Are forests essential for our future? What action, if any, do we need to take to protect our forests? The Climate Action Alliance of the Valley, invites the public to explore these questions in a two-part education series titled “Dissent as Defense of Our Forests and Future”. It will be held at the Rockingham County Administration Building, Entrance A, at 20 E. Gay Street, Harrisonburg, 7pm, on these two Wednesdays: October 24 and November 14.

Part one, “The Power of Dissent” is a lecture by Dr. Case Watkins, October 24 at 7pm. Watkins, an Assistant Professor in the Department of Justice Studies at James Madison University (JMU), will talk about the importance and necessity of dissent for social change. His focus while teaching at JMU has been to realize and integrate social, global and environmental justice. He draws on experience in New Orleans, Portugal and Brazil to understand these issues, especially for rural communities and communities of color.

To add the perspective of a current activist, Watkins is joined by Kendall King from Virginia Student Environmental Coalition (VSEC). VSEC works with campuses around the state to empower Virginia students and other youth for climate action. They explain, “We are a group of young people striving to build a new world, one in which people are free to express themselves and find community. We fight because people’s needs aren’t being met and we don’t think it’s accidental.”
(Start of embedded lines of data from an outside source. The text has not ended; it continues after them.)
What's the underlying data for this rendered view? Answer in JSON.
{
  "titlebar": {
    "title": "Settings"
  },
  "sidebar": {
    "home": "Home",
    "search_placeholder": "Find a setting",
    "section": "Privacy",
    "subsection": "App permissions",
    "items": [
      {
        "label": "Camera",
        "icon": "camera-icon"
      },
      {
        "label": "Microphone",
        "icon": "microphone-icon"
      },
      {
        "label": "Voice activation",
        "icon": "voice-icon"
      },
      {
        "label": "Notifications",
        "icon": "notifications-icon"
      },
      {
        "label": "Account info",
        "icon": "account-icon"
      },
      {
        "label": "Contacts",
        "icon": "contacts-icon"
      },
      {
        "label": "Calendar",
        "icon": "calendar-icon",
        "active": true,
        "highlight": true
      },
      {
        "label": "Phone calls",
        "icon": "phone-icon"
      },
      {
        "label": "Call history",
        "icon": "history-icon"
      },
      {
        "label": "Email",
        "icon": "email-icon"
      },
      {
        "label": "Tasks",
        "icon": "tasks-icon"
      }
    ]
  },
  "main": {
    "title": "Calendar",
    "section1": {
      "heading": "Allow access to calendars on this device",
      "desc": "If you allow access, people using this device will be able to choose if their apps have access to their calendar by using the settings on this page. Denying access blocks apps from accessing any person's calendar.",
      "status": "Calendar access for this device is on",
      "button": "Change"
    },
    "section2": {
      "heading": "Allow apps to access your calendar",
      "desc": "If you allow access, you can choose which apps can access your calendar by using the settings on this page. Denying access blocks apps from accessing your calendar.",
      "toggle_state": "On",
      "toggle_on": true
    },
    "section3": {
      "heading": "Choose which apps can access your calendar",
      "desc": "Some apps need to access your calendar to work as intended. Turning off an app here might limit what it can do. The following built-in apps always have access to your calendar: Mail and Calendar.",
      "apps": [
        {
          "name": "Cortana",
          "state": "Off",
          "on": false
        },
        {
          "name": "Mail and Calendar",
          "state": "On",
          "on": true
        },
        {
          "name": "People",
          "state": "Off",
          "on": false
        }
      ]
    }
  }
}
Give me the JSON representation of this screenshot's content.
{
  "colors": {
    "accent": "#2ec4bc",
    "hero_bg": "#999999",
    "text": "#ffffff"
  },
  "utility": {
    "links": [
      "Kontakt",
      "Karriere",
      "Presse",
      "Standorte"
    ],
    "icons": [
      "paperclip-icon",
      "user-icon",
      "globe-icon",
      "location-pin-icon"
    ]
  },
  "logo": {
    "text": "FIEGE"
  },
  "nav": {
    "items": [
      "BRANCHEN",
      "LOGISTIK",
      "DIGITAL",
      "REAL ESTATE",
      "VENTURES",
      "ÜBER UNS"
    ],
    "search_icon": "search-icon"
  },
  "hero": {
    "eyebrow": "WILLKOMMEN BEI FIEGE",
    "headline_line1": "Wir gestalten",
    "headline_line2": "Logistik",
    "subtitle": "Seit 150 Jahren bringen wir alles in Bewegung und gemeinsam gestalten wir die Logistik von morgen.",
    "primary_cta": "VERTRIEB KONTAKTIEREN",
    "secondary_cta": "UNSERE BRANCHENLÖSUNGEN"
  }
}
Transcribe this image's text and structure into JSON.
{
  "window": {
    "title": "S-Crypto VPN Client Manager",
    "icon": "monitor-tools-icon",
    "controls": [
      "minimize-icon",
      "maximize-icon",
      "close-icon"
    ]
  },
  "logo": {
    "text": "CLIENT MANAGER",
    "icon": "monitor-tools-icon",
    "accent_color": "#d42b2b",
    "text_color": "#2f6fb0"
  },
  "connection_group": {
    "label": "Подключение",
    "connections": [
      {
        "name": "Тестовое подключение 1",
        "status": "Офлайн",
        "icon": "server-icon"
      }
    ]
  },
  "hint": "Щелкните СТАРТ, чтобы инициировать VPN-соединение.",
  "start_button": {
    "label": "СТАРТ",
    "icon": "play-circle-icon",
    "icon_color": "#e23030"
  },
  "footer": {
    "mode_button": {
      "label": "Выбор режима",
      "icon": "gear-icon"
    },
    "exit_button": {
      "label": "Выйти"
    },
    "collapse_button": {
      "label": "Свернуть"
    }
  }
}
Part two, the second lecture, on November 14 is “Forests Are Our Future” by Chris Bolgiano, who will explain the national campaign, Stand for Forests. See https://stand4forests.org/. A Wild Virginia representative joins her to speak on “What Can We Do Now?”.

Bolgiano, now Emeritus Faculty from JMU, refers to herself as a “mildly amusing nature writer.” However, she has written or edited six books, several receiving literary awards, and has authored many articles on nature and travel for the New York Times, Washington Post, the Sierra Club, Audubon Society, and others. Harvard ecologist, E.O. Wilson, known worldwide, says of her 2011 book, Southern Appalachian Celebration: In Praise of Ancient Mountains, Old-Growth Forests, and Wilderness, “No book of my experience has ever caught the natural beauty and richness of southern Appalachia with greater exactitude.”

Both events are free and open to the public, and there will be time for questions.

Facebook event page here.